Another major player to keep an eye on is iHeartMedia, who owns several hundred radio stations, runs many live events, and operates a podcast network that includes Stuff Media and dozens of publishing partnerships. Entercom and Cumulus are other players in the space who have recently made inroads to podcasting, but currently exist on a different scale than the previously mentioned companies.
The big question is why E.W. Scripps would sell Stitcher now, when this side of the business seems to be booming? The organization purchased Midroll media for over $50 million in 2015 and Stitcher for $4.5 million in 2016 before putting them both under the banner of Stitcher last year. Last year the podcast unit reportedly brought in $72.5 million in revenue and has seen YOY growth for a number of years.
Put simply, and without dragging out the details, E.W. Scripps took the payday to help their other assets, and hopefully they don’t regret the move down the line.
How does this effect the podcast landscape? In the short term, I doubt we’ll see much change other than the increasingly large dollar amounts attached to these kinds of deals. Longer term, I think we’ll continue to see a sort of battle of the titans between Spotify, iHeart, and SiriusXM when it comes to content partnerships, licensing deals, advertising, and acquisitions as each party tries to outdo one another.
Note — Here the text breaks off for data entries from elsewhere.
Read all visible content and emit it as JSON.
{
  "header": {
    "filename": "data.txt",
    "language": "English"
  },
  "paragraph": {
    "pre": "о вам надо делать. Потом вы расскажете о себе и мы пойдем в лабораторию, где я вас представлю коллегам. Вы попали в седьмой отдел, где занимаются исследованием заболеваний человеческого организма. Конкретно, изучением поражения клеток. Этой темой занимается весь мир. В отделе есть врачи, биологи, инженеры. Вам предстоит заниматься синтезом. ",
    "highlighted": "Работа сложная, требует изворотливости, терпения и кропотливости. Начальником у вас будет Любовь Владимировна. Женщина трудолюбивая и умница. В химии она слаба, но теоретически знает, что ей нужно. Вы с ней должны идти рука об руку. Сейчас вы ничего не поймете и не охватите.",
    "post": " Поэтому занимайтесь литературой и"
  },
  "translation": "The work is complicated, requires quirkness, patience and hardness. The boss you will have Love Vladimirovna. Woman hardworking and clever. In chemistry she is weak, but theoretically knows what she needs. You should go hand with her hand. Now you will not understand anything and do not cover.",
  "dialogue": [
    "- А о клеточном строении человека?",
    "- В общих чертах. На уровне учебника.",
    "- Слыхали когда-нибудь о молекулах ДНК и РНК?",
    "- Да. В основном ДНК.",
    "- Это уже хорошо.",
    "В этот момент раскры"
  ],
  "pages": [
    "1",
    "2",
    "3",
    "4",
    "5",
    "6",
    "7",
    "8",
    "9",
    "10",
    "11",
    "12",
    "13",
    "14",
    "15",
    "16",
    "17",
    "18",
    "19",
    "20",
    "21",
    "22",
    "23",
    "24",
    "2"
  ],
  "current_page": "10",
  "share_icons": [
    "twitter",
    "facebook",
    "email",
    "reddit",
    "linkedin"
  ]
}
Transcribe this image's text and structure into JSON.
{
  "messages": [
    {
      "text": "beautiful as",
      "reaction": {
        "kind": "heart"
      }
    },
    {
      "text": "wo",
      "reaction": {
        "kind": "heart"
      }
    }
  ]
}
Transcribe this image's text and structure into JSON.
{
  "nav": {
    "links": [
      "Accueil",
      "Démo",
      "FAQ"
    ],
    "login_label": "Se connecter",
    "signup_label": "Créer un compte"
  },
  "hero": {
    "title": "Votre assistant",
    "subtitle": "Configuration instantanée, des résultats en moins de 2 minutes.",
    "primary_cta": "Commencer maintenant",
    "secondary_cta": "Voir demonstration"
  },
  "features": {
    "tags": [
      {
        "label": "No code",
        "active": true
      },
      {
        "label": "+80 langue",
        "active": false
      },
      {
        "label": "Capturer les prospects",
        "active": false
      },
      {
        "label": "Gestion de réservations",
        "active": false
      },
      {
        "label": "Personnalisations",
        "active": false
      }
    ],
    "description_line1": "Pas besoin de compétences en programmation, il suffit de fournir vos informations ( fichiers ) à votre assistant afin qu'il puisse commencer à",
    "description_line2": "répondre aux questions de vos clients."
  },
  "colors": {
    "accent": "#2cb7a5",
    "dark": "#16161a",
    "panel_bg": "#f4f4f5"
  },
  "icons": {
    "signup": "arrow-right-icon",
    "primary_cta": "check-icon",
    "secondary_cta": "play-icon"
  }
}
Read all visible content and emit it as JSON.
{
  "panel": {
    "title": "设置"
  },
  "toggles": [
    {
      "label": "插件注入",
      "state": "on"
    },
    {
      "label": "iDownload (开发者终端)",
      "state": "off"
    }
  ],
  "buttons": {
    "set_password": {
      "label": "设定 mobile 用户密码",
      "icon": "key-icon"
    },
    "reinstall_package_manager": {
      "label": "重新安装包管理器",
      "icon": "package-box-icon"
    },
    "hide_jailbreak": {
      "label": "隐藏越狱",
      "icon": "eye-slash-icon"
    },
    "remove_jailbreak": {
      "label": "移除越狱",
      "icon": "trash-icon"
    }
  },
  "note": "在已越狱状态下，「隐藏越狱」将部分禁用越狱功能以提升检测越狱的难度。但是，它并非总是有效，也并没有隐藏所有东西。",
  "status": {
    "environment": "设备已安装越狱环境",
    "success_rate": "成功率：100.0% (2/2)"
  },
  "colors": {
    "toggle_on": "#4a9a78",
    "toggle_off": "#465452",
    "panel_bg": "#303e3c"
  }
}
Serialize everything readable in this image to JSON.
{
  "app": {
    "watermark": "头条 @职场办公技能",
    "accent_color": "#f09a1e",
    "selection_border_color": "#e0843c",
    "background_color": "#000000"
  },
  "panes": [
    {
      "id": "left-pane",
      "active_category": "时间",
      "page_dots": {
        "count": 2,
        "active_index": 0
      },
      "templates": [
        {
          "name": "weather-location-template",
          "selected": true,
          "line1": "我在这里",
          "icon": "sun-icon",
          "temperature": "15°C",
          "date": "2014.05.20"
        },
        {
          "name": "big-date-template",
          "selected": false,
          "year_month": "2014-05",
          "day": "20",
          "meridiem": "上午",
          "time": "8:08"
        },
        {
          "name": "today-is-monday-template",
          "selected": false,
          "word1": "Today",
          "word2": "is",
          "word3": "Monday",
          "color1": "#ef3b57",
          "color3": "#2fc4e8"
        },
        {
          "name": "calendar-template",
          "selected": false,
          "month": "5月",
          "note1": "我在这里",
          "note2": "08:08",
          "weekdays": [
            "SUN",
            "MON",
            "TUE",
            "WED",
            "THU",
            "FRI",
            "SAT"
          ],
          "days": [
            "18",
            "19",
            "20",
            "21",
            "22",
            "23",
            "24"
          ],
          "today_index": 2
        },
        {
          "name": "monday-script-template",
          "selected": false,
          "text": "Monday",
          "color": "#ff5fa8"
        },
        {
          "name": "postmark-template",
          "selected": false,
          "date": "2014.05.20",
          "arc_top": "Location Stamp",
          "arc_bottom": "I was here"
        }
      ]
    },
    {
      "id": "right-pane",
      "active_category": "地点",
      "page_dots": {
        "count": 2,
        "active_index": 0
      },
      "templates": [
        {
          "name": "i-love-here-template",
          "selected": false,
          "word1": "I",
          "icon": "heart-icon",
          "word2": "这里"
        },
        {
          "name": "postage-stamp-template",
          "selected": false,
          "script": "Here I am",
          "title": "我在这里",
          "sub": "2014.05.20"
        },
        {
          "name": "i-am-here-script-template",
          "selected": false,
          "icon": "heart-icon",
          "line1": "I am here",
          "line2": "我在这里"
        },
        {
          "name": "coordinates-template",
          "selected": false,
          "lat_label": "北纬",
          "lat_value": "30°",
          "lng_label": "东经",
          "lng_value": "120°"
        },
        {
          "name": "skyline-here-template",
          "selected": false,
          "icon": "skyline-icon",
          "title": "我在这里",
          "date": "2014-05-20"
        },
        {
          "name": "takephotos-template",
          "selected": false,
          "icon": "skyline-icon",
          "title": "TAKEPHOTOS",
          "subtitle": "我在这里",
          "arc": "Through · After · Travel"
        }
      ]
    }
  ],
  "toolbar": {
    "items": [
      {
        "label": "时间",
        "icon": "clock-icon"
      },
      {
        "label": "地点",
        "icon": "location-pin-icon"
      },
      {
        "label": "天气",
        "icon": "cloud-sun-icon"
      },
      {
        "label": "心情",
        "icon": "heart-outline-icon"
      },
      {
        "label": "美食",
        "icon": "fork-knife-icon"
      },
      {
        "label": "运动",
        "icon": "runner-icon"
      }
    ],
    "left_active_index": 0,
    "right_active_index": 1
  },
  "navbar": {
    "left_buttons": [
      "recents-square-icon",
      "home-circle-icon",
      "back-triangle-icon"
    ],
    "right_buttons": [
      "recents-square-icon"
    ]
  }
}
As the dust settles a bit, I imagine we’ll begin to some kind of reshuffling of staff, assets, office space, etc in order to streamline the business operations between the now larger organizations.
Optimistic view: Hopefully this helps to raise the profiles, clients, and listenership of the podcast industry at large.
Pessimistic view: Anyone without a billion dollar market cap is doomed to fail.
And the big question – where is Apple in all of this?